these materials will remind and encourage the service member to contact the user’s primary physician or emergency room in the event that adverse effects are experienced, even if they do not require medical intervention.
Actively pursue outreach activities Service members and their commanders must be educated so that they recognize both the potential adverse effects and the benefits from the use of a given dietary supplement, and the importance of reporting any adverse events to health care providers. This may be achieved through the following approaches:
Include information about dietary supplements in routine commanders’ calls and communication regarding force protection/performance enhancement and health promotion, to reinforce the concept that some dietary supplements should be used with care and the importance for force protection of reporting adverse effects. Military commanders will be made aware of issues surrounding dietary supplement use as part of their formal education and routinely rely on their medical staff for input. There will also be direct communication with the designated oversight committee or via summary tables and monographs, produced by the review panel, or other educational materials that are provided both to medical staff and commanders.
Consider modifying current contracts for sale of dietary supplements to include requirements to allow placement of outreach and educational materials about dietary supplements at point of sale on military installations (e.g., AAFES/NEX outlets and fitness centers).
Provide appropriate training and continuing education for health care personnel Health care personnel (e.g., emergency room staff, flight surgeons, medics, dietitians, pharmacists, and health promotion personnel) should improve their abilities to evaluate dietary supplement use, to inform military members, and to appropriately report adverse events. Education should be included in existing programs (e.g., Uniformed Services University of Health Sciences, internships and residencies, aerospace medicine training, independent duty medical technician training, and mandatory continuing education at medical staff meetings).
Education and training should emphasize the following objectives:
Enhance health care personnel’s awareness of and ability to pose relevant questions and provide information to patients about the use of dietary supplements. Identify and direct their patients to credible sources of information (e.g., NIH Office of Dietary Supplements).

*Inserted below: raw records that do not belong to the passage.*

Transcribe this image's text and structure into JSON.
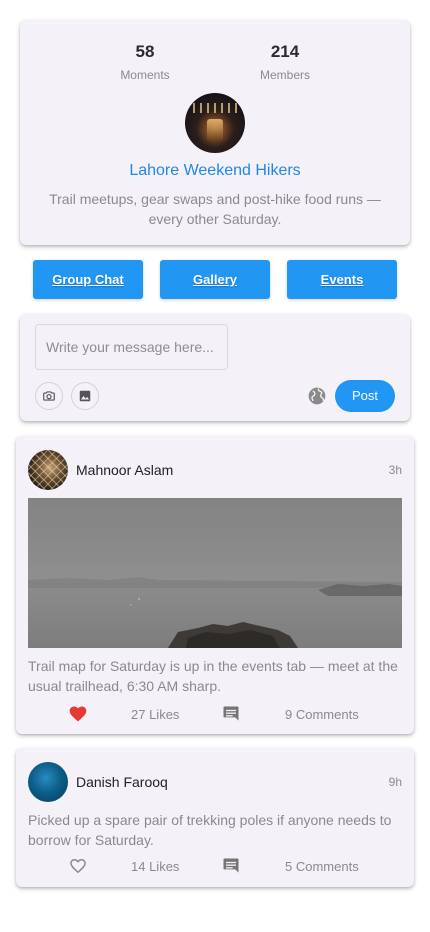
{
  "group": {
    "moments_count": "58",
    "moments_label": "Moments",
    "members_count": "214",
    "members_label": "Members",
    "name": "Lahore Weekend Hikers",
    "description": "Trail meetups, gear swaps and post-hike food runs — every other Saturday."
  },
  "nav": {
    "group_chat": "Group Chat",
    "gallery": "Gallery",
    "events": "Events"
  },
  "composer": {
    "placeholder": "Write your message here...",
    "value": "",
    "post_label": "Post",
    "camera_icon": "camera-icon",
    "image_icon": "image-icon",
    "visibility_icon": "globe-icon"
  },
  "posts": [
    {
      "author": "Mahnoor Aslam",
      "time": "3h",
      "text": "Trail map for Saturday is up in the events tab — meet at the usual trailhead, 6:30 AM sharp.",
      "likes": "27 Likes",
      "comments": "9 Comments",
      "liked": true
    },
    {
      "author": "Danish Farooq",
      "time": "9h",
      "text": "Picked up a spare pair of trekking poles if anyone needs to borrow for Saturday.",
      "likes": "14 Likes",
      "comments": "5 Comments",
      "liked": false
    }
  ],
  "colors": {
    "accent": "#2196f3",
    "group_name": "#1e88e5",
    "liked_heart": "#e53935",
    "card_bg": "#f5f1f8"
  }
}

Provide guidelines on how to effectively report adverse events. Training should address the following topics: (1) identification of adverse